By Lisa Singhania
|Anthony Corso, right center, conducted trading in shares of beleaguered and tumbling Tyco on the New York Stock Exchange floor yesterday.
Analysts said investors were concerned that other companies might have used the same kind of accounting methods as Enron and Tyco. Amid weak corporate earnings forecasts and concerns that prices are already too high, the news made stocks even less appealing.
"There's no trust out there right now. It's a question of which stock do you have in your portfolio that could be the next problem ... so why be invested?" said Barry Hyman, chief investment strategist at Ehrenkrantz King Nussbaum.
The Dow closed down 220.17, or 2.2 percent, to 9,687.09, giving back much of the rebound last week that followed a similar drop on worries about Tyco and Enron.
Broader stock indicators also fell, with technology issues particularly hard hit. The Nasdaq composite index lost 55.71, or 2.9 percent, to 1,855.53. The Standard & Poor's 500 index was off 27.76, or 2.5 percent, at 1,094.44.
The selloff extended what has so far been a disappointing year on Wall Street, with investors concerned about the economy and worried that the problems that brought Enron down are not isolated. Investors are growing skeptical about the accuracy of corporate reports and bookkeeping in general and fear that more companies are in worse shape than their results suggest.
A report by three Enron board members that said the company deliberately misrepresented its financial condition worsened Wall Street's mood, as did former chairman Ken Lay's decision not to testify before a congressional committee.
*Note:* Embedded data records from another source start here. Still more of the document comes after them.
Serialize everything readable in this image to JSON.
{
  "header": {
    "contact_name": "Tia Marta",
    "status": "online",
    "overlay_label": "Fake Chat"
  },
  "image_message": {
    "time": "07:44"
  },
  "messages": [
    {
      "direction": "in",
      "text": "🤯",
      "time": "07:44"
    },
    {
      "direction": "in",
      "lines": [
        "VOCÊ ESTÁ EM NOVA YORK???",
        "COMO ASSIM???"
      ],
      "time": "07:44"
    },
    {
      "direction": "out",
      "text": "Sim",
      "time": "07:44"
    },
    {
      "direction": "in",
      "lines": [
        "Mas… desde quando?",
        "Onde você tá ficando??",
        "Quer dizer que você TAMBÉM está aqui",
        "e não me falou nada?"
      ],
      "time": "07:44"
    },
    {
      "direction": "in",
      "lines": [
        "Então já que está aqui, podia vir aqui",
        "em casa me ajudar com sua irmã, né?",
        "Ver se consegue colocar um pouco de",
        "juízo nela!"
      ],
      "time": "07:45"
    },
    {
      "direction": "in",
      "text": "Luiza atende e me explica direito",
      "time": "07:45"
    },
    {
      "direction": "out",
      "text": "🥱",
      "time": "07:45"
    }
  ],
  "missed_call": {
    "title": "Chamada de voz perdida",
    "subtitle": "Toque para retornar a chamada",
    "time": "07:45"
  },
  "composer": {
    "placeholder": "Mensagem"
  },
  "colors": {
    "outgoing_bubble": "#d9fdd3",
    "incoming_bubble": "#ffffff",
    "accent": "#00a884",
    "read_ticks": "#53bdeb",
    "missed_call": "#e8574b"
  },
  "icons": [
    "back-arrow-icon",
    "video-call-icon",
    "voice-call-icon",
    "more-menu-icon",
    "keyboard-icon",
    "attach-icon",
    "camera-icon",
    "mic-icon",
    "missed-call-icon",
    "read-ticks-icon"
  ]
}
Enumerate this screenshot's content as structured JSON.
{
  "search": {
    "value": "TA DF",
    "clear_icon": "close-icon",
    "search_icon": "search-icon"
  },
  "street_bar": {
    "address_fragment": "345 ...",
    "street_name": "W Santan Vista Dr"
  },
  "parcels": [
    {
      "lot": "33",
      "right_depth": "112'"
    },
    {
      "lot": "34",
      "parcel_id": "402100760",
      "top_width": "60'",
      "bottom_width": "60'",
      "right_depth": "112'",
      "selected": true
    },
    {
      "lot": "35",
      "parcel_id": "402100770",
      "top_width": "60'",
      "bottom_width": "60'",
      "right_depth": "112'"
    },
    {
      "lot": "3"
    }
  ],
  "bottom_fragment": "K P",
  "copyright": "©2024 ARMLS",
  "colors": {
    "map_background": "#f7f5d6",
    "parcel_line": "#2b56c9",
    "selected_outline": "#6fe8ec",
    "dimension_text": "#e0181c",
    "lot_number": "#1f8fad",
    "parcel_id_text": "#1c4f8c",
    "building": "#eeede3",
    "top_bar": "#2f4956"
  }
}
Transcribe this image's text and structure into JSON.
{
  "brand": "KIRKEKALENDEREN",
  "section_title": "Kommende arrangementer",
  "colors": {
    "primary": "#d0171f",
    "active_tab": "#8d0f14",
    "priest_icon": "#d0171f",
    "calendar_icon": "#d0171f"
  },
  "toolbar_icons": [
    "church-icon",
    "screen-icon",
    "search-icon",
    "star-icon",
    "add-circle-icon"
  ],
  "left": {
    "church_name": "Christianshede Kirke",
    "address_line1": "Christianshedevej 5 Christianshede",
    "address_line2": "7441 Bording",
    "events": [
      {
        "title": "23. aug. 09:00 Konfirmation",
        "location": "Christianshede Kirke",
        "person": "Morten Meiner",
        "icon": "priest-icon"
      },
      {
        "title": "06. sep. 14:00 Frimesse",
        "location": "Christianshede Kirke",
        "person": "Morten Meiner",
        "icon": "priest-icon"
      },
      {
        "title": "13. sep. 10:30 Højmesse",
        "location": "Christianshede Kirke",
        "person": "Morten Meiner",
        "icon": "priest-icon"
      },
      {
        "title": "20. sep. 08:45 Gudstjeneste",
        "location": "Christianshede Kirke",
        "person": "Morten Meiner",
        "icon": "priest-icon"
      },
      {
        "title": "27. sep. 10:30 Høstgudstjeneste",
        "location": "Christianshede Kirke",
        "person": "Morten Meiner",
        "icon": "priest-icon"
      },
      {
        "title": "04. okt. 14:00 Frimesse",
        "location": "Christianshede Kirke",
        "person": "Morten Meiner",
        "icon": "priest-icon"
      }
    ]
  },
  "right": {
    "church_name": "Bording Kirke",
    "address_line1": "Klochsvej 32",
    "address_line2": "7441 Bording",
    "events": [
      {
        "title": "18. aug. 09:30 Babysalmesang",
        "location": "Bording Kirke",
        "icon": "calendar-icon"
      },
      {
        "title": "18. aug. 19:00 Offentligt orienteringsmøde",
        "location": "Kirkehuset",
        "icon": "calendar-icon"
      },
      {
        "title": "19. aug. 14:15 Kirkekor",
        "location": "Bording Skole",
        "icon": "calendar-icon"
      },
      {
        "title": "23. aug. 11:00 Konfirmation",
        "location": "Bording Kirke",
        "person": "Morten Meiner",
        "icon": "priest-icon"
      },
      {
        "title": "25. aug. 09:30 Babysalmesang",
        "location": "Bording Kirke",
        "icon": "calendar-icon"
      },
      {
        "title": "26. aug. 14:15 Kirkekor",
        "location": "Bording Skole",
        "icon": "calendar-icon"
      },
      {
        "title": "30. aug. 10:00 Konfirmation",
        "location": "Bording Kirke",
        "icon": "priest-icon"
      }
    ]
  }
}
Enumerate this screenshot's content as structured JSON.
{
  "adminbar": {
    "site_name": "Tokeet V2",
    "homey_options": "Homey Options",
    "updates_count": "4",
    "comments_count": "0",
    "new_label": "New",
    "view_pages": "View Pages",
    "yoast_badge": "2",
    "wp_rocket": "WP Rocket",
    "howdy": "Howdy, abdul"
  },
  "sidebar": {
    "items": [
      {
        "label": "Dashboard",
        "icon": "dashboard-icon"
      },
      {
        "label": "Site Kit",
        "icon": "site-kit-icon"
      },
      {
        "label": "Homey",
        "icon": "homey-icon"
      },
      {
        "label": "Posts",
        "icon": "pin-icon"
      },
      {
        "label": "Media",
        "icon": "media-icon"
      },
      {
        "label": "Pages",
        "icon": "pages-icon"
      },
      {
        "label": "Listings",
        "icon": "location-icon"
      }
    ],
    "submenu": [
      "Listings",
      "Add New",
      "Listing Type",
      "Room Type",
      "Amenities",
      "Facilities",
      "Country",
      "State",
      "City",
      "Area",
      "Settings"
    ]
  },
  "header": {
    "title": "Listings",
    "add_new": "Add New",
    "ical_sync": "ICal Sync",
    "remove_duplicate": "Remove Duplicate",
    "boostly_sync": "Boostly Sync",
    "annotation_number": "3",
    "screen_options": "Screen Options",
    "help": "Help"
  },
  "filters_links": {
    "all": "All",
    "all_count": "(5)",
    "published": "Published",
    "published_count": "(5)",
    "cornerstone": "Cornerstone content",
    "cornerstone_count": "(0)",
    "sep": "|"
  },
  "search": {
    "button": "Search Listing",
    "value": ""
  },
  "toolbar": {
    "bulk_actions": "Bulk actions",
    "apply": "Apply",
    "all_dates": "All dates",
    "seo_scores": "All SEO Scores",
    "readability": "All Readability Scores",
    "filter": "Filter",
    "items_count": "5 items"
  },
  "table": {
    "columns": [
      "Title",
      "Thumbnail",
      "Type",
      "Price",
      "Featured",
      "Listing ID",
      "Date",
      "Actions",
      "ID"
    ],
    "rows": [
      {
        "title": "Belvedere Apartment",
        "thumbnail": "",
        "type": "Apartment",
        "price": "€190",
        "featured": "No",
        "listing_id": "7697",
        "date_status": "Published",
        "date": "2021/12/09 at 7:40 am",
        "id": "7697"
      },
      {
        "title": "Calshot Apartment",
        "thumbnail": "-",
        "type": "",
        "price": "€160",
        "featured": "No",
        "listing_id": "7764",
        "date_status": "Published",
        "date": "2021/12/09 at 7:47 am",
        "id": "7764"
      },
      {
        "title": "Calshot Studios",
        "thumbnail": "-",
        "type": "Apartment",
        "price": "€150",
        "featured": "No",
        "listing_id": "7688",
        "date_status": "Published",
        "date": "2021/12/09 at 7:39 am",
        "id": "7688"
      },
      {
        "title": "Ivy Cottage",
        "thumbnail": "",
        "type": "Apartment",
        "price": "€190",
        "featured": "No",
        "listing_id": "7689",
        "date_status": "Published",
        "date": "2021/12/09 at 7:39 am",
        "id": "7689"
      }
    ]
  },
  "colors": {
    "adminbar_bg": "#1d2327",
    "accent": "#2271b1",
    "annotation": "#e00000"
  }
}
A Senate panel is expected to decide today whether to issue a subpoena.
Tyco tumbled $6.96, or nearly 19 percent, to $29.90 on a Wall Street Journal report that it spent about $8 billion in the past three fiscal years on more than 700 acquisitions that were never announced to the public. Standard & Poor's and Fitch also downgraded some of its ratings of Tyco debt and expressed concerns about the company. The company denied that its bookkeeping practices were improper.
Investors also sent Williams Cos. down $2.64, or 14 percent, to $16.36 after the company said it is prepared to sell more assets and issue more stock to keep its credit rating. In the last week or so, questions have been raised about Williams' obligations to its former telecom subsidiary, the Williams Communication Group, which is facing financial problems. Williams Communications lost 42 cents to $1.
The selling spread to other telecommunications companies, including AT&T Wireless, which fell 94 cents to $10.12. Its former parent company, AT&T, fell $1.03 to $16.30.
WorldCom fell $1.48 to $8.13, a 15.4 percent drop, on rumors the company might have to write down some assets to reduce debt.
Financial stocks were weak, too, reflecting concerns that their lending practices would make them vulnerable should companies start revising balance sheets. American Express lost $1.68 to $33.42.
Even companies not under particular scrutiny suffered. General Electric dropped $1.85 to $35.00.
Among tech issues, Ciena dropped $1.88 to $10.12 on concerns the optical networking industry will take time to recover. The sector is considered to be overpriced by some.
"I think it's become more of a 'Sell now, ask questions later' market until people feel more confident about earnings," said Tom Galvin, chief investment officer at Credit Suisse First Boston.